The Biden administration will invest $3.2 billion to foster the development of antiviral pills to help fight against COVID-19, the Health and Human Services department announced Thursday, with hopes the medication becomes available to the public as soon as the end of this year.
The big picture: Researchers had tested existing antivirals like remdesivir in hospitals on patients with severe COVID-19, but they produced underwhelming results and little to no benefit.
- The Food and Drug Administration has given emergency authorization for three monoclonal antibody drug treatment for early COVID infections.
Why it matters: The newly announced program, called the Antiviral Program for Pandemics, looks to close the gap on financial investment and research directed toward COVID-19 treatments and antivirals.
- The program will also support research on entirely new drugs that could help respond to future pandemics.
- NIAID director Anthony Fauci told reporters at a briefing Thursday the government has a “great deal of optimism that this program will be as successful” as similar federally-funded projects for viruses like HIV and Hepatitis C.
What they're saying: “I wake up in the morning, I don’t feel very well, my sense of smell and taste go away, I get a sore throat,” Fauci told the New York Times. “I call up my doctor and I say, ‘I have COVID and I need a prescription.’”
Details: The funding, which comes from the American Rescue Plan, is aimed at speeding up the clinical trials of a few promising drug candidates.
- More than $300 million will be reserved for research and lab support, nearly $1 billion for preclinical and clinical evaluation and nearly $700 million for development and manufacturing through the National Institute of Allergy and Infectious Diseases and Biomedical Advanced Research and Development Authority, the agency said.
Noteworthy: The Biden administration announced last week it's buying about $1.2 billion worth of Merck's experimental COVID pills Molnupiravir.
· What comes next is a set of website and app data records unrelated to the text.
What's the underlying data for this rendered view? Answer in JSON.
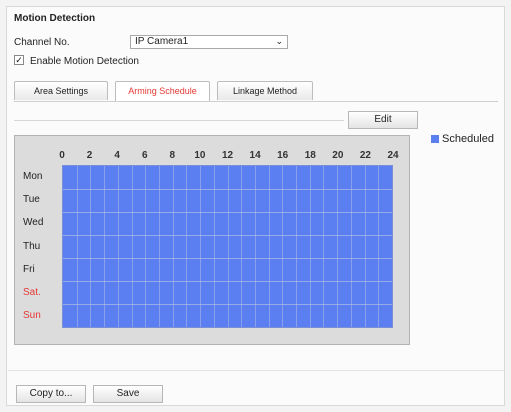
{
  "section_title": "Motion Detection",
  "channel": {
    "label": "Channel No.",
    "value": "IP Camera1"
  },
  "enable": {
    "label": "Enable Motion Detection",
    "checked": true
  },
  "tabs": [
    {
      "label": "Area Settings",
      "active": false
    },
    {
      "label": "Arming Schedule",
      "active": true
    },
    {
      "label": "Linkage Method",
      "active": false
    }
  ],
  "edit_label": "Edit",
  "legend": {
    "label": "Scheduled",
    "color": "#5b7ef0"
  },
  "schedule": {
    "hours": [
      "0",
      "2",
      "4",
      "6",
      "8",
      "10",
      "12",
      "14",
      "16",
      "18",
      "20",
      "22",
      "24"
    ],
    "days": [
      "Mon",
      "Tue",
      "Wed",
      "Thu",
      "Fri",
      "Sat.",
      "Sun"
    ],
    "weekend_days": [
      "Sat.",
      "Sun"
    ],
    "all_scheduled": true
  },
  "buttons": {
    "copy_to": "Copy to...",
    "save": "Save"
  }
}
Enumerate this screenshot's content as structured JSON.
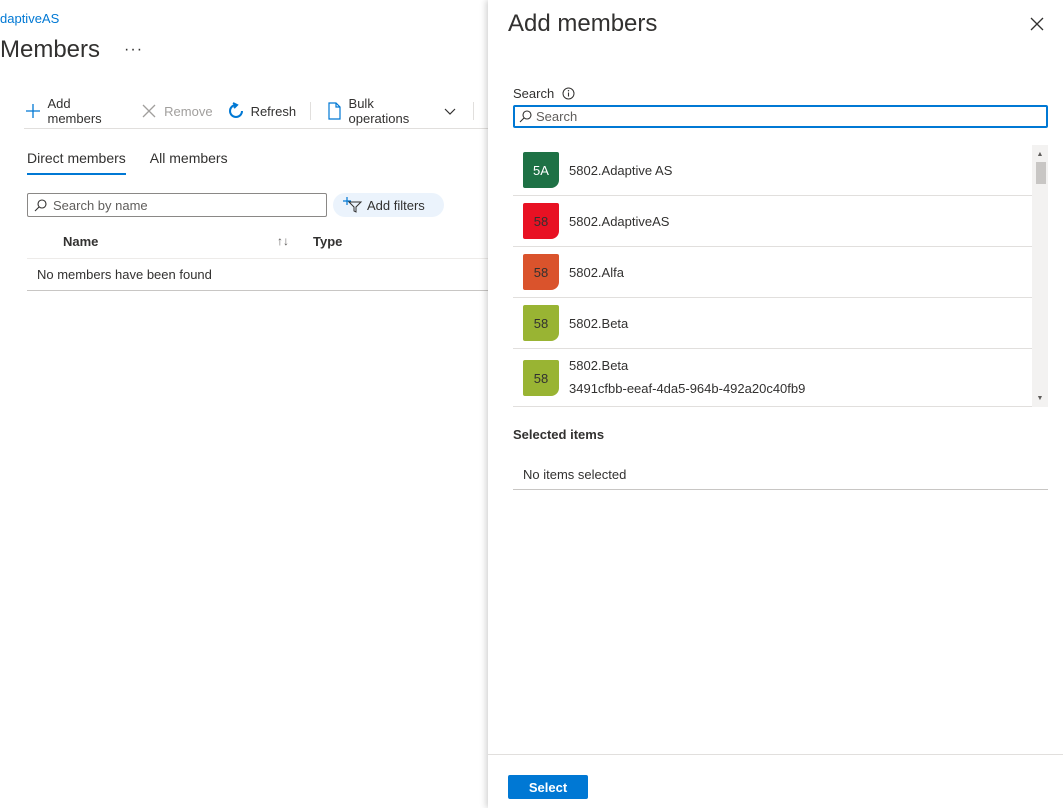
{
  "breadcrumb": "daptiveAS",
  "page": {
    "title": "Members",
    "more": "···"
  },
  "toolbar": {
    "add_members": "Add members",
    "remove": "Remove",
    "refresh": "Refresh",
    "bulk_operations": "Bulk operations"
  },
  "tabs": {
    "direct": "Direct members",
    "all": "All members"
  },
  "filter": {
    "search_placeholder": "Search by name",
    "add_filters": "Add filters"
  },
  "table": {
    "columns": [
      "Name",
      "Type"
    ],
    "sort_icon": "↑↓",
    "empty": "No members have been found"
  },
  "blade": {
    "title": "Add members",
    "search_label": "Search",
    "search_placeholder": "Search",
    "search_value": "",
    "results": [
      {
        "initials": "5A",
        "name": "5802.Adaptive AS",
        "sub": "",
        "color": "#1e7145",
        "text_color": "#ffffff"
      },
      {
        "initials": "58",
        "name": "5802.AdaptiveAS",
        "sub": "",
        "color": "#e81123",
        "text_color": "#323130"
      },
      {
        "initials": "58",
        "name": "5802.Alfa",
        "sub": "",
        "color": "#da532c",
        "text_color": "#323130"
      },
      {
        "initials": "58",
        "name": "5802.Beta",
        "sub": "",
        "color": "#99b433",
        "text_color": "#323130"
      },
      {
        "initials": "58",
        "name": "5802.Beta",
        "sub": "3491cfbb-eeaf-4da5-964b-492a20c40fb9",
        "color": "#99b433",
        "text_color": "#323130"
      }
    ],
    "selected_title": "Selected items",
    "selected_empty": "No items selected",
    "select_button": "Select"
  },
  "colors": {
    "accent": "#0078d4"
  }
}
- The drug is taken every 12 hours for five days. It has not been approved, but appears to help newly diagnosed, non-hospitalized COVID patients.